Wise had come up with the idea for the ‘$100 Dinner Club’ during the pandemic, telling 5 News that he knew many servers who were struggling under COVID-related shutdowns.
He had hosted a real estate conference in Arkansas, and orchestrated the event at the Oven and Tap to pay-it-forward.
‘We knew servers were really hit hard through COVID and it was something that [a friend] had come up with to help give back,’ he told 5 News, noting that he chose the Oven and Tap because it was one of his and his wife’s favorite restaurants.
He said he had called the restaurant beforehand to confirm the restaurant did not have a policy about tip sharing or pooling tips, and when a restaurant employee confirmed that they did not have such a policy, Wise and his wife moved forward with their plan.
They then presented Brandt, in her early 30s, with the large tip, leaving her in tears – a moment that was posted to Instagram on December 2.
‘I’m so sorry to interrupt everyone’s dinner, this will only take 60 seconds,’ Wise begins in the video.
‘We have a table full of absolutely amazing people from all over the country who have traveled here, and tonight we’re hosting a $100 Dinner Club,’ he says, as he wraps his arm around Brandt, and points in the distance.
‘Everyone at this table has contributed or tipped $100 for you and for the other waitress who unfortunately had to go home because she’s not feeling well.
‘And then we put it out to our social media channels, and then we actually had a bit more money sent in, so we are tipping a total of $4,400 for you to split with the other girl who took care of us.’
Wise said he chose the Oven and Tap in Bentonville, Arkansas (pictured) because it was one of his and his wife’s favorite local restaurants
Brandt was visibly in tears after the announcement, but soon, Wise said, he found out that the restaurant managers asked her to split her tip.
Wise said he tried to get in contact with the owner to ‘ensure that everything was going to be OK, but was unable to connect with her outside of a few text messages that eventually stopped.’
He then went back to Oven and Tap to get his money back and hand it to Brandt directly, outside the restaurant, he said.
But by December 7, Wise posted on social media, he had found out that Brandt was fired from her job.
‘I’m so saddened to hear that the girl we tipped the other night at our $100 Dinner Club has been fired from her job,’ he wrote on Facebook.
‘I don’t fully understand why this would happen to what seems like such a sweet and kind-hearted woman.
‘Nonetheless, I’m committed to showing her that there are great people in the world that will do good when they can.’
He repeated that sentiment in a video he posted on YouTube, in which he announced that he would put together a GoFundMe for the waitress.
‘I hope that we can help this girl stay on top, and not let something like this get her down,’ he said, noting: ‘I don’t fully understand it … but I want to do as much as we can to help.’
In a statement to FOX 59, Oven and Tap officials said: ‘After dining, this large group of guests requested that their gratuity be given to two particular servers.

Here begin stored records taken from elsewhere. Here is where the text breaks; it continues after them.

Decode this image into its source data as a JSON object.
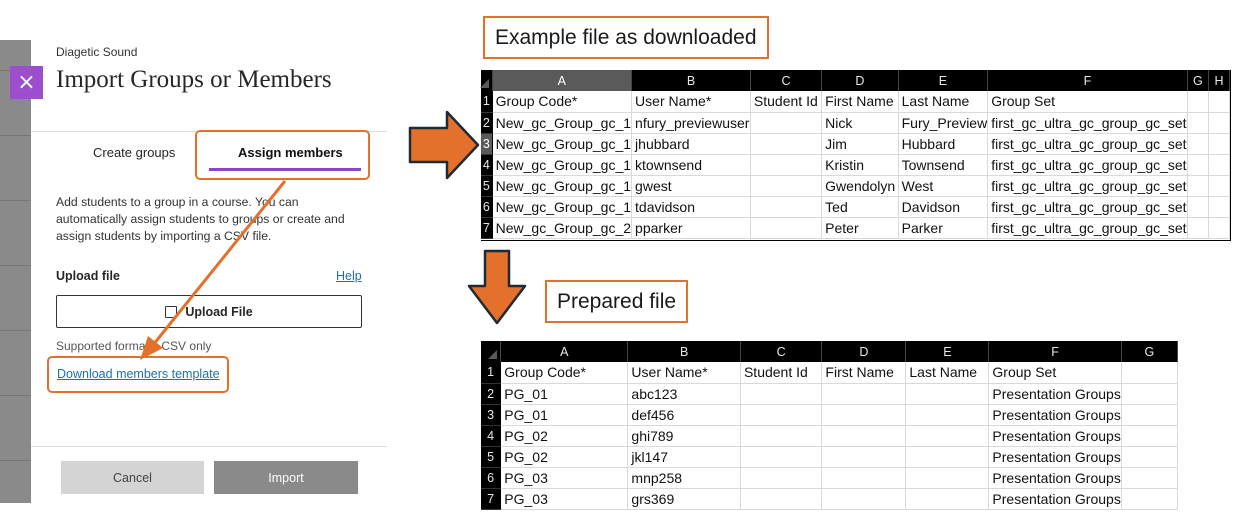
{
  "panel": {
    "course_name": "Diagetic Sound",
    "title": "Import Groups or Members",
    "close_icon": "×",
    "tabs": [
      {
        "label": "Create groups"
      },
      {
        "label": "Assign members"
      }
    ],
    "description": "Add students to a group in a course. You can automatically assign students to groups or create and assign students by importing a CSV file.",
    "upload_label": "Upload file",
    "help_label": "Help",
    "upload_button_label": "Upload File",
    "supported_formats": "Supported formats: CSV only",
    "download_link": "Download members template",
    "cancel_label": "Cancel",
    "import_label": "Import",
    "accent_color": "#8e44c9",
    "highlight_color": "#e3712b"
  },
  "callouts": {
    "top": "Example file as downloaded",
    "bottom": "Prepared file"
  },
  "example_sheet": {
    "columns": [
      "A",
      "B",
      "C",
      "D",
      "E",
      "F",
      "G",
      "H"
    ],
    "rows": [
      [
        "Group Code*",
        "User Name*",
        "Student Id",
        "First Name",
        "Last Name",
        "Group Set",
        "",
        ""
      ],
      [
        "New_gc_Group_gc_1",
        "nfury_previewuser",
        "",
        "Nick",
        "Fury_Preview",
        "first_gc_ultra_gc_group_gc_set",
        "",
        ""
      ],
      [
        "New_gc_Group_gc_1",
        "jhubbard",
        "",
        "Jim",
        "Hubbard",
        "first_gc_ultra_gc_group_gc_set",
        "",
        ""
      ],
      [
        "New_gc_Group_gc_1",
        "ktownsend",
        "",
        "Kristin",
        "Townsend",
        "first_gc_ultra_gc_group_gc_set",
        "",
        ""
      ],
      [
        "New_gc_Group_gc_1",
        "gwest",
        "",
        "Gwendolyn",
        "West",
        "first_gc_ultra_gc_group_gc_set",
        "",
        ""
      ],
      [
        "New_gc_Group_gc_1",
        "tdavidson",
        "",
        "Ted",
        "Davidson",
        "first_gc_ultra_gc_group_gc_set",
        "",
        ""
      ],
      [
        "New_gc_Group_gc_2",
        "pparker",
        "",
        "Peter",
        "Parker",
        "first_gc_ultra_gc_group_gc_set",
        "",
        ""
      ]
    ]
  },
  "prepared_sheet": {
    "columns": [
      "A",
      "B",
      "C",
      "D",
      "E",
      "F",
      "G"
    ],
    "rows": [
      [
        "Group Code*",
        "User Name*",
        "Student Id",
        "First Name",
        "Last Name",
        "Group Set",
        ""
      ],
      [
        "PG_01",
        "abc123",
        "",
        "",
        "",
        "Presentation Groups",
        ""
      ],
      [
        "PG_01",
        "def456",
        "",
        "",
        "",
        "Presentation Groups",
        ""
      ],
      [
        "PG_02",
        "ghi789",
        "",
        "",
        "",
        "Presentation Groups",
        ""
      ],
      [
        "PG_02",
        "jkl147",
        "",
        "",
        "",
        "Presentation Groups",
        ""
      ],
      [
        "PG_03",
        "mnp258",
        "",
        "",
        "",
        "Presentation Groups",
        ""
      ],
      [
        "PG_03",
        "grs369",
        "",
        "",
        "",
        "Presentation Groups",
        ""
      ]
    ]
  }
}
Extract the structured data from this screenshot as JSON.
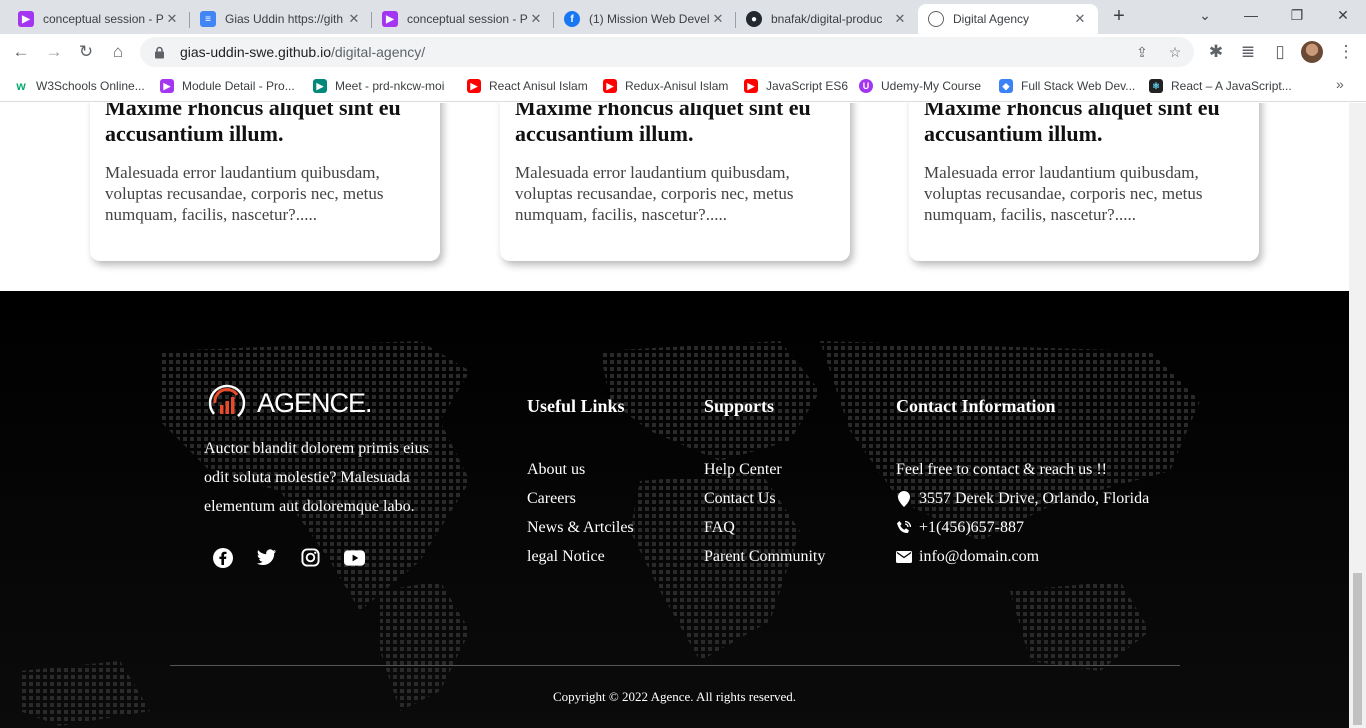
{
  "browser": {
    "tabs": [
      {
        "title": "conceptual session - P",
        "favicon": "play-icon",
        "color": "#a435f0"
      },
      {
        "title": "Gias Uddin https://gith",
        "favicon": "docs-icon",
        "color": "#4285f4"
      },
      {
        "title": "conceptual session - P",
        "favicon": "play-icon",
        "color": "#a435f0"
      },
      {
        "title": "(1) Mission Web Devel",
        "favicon": "facebook-icon",
        "color": "#1877f2"
      },
      {
        "title": "bnafak/digital-produc",
        "favicon": "github-icon",
        "color": "#24292f"
      },
      {
        "title": "Digital Agency",
        "favicon": "globe-icon",
        "color": "#5f6368"
      }
    ],
    "url_host": "gias-uddin-swe.github.io",
    "url_path": "/digital-agency/",
    "bookmarks": [
      {
        "label": "W3Schools Online...",
        "icon": "w3schools-icon",
        "color": "#04aa6d"
      },
      {
        "label": "Module Detail - Pro...",
        "icon": "play-icon",
        "color": "#a435f0"
      },
      {
        "label": "Meet - prd-nkcw-moi",
        "icon": "meet-icon",
        "color": "#00897b"
      },
      {
        "label": "React Anisul Islam",
        "icon": "youtube-icon",
        "color": "#ff0000"
      },
      {
        "label": "Redux-Anisul Islam",
        "icon": "youtube-icon",
        "color": "#ff0000"
      },
      {
        "label": "JavaScript ES6",
        "icon": "youtube-icon",
        "color": "#ff0000"
      },
      {
        "label": "Udemy-My Course",
        "icon": "udemy-icon",
        "color": "#a435f0"
      },
      {
        "label": "Full Stack Web Dev...",
        "icon": "course-icon",
        "color": "#3b82f6"
      },
      {
        "label": "React – A JavaScript...",
        "icon": "react-icon",
        "color": "#222"
      }
    ]
  },
  "cards": [
    {
      "title": "Maxime rhoncus aliquet sint eu accusantium illum.",
      "text": "Malesuada error laudantium quibusdam, voluptas recusandae, corporis nec, metus numquam, facilis, nascetur?....."
    },
    {
      "title": "Maxime rhoncus aliquet sint eu accusantium illum.",
      "text": "Malesuada error laudantium quibusdam, voluptas recusandae, corporis nec, metus numquam, facilis, nascetur?....."
    },
    {
      "title": "Maxime rhoncus aliquet sint eu accusantium illum.",
      "text": "Malesuada error laudantium quibusdam, voluptas recusandae, corporis nec, metus numquam, facilis, nascetur?....."
    }
  ],
  "footer": {
    "brand": "AGENCE.",
    "about": "Auctor blandit dolorem primis eius odit soluta molestie? Malesuada elementum aut doloremque labo.",
    "social": [
      "facebook-icon",
      "twitter-icon",
      "instagram-icon",
      "youtube-icon"
    ],
    "useful_links": {
      "heading": "Useful Links",
      "items": [
        "About us",
        "Careers",
        "News & Artciles",
        "legal Notice"
      ]
    },
    "supports": {
      "heading": "Supports",
      "items": [
        "Help Center",
        "Contact Us",
        "FAQ",
        "Parent Community"
      ]
    },
    "contact": {
      "heading": "Contact Information",
      "intro": "Feel free to contact & reach us !!",
      "address": "3557 Derek Drive, Orlando, Florida",
      "phone": "+1(456)657-887",
      "email": "info@domain.com"
    },
    "copyright": "Copyright © 2022 Agence. All rights reserved.",
    "accent_color": "#e84a2a"
  }
}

We fully honored their request.
‘Out of respect for our highly valued team members, we do not discuss the details surrounding the termination of an employee.’
Wise posted on social media on December 7 that he discovered Brandt was fired
He set up a GoFundMe to help her pay her expenses until she finds another job. It raised $8,700 as of Saturday, when Wise shut it down
Wise wrote in the online fundraiser that he wanted to help Brandt ‘get through the next couple o months, and to hopefully find a new job opportunity,’ noting that he does ‘not know Ryan outside of her waiting on us in the past’ and does ‘not know what type of employee she was outside of what I personally experienced and what we’ve read from other people commenting that were her regulars.
‘My only goal is to help her get through this experience with the least amount of stress and anxiety possible and onto whatever her next opportunity may be.’
On Thursday, Wise posted an update saying Brandt was offered a job at another restaurant, and began work on December 8.
He shut down the fundraiser on Saturday, after it surpassed $8,700.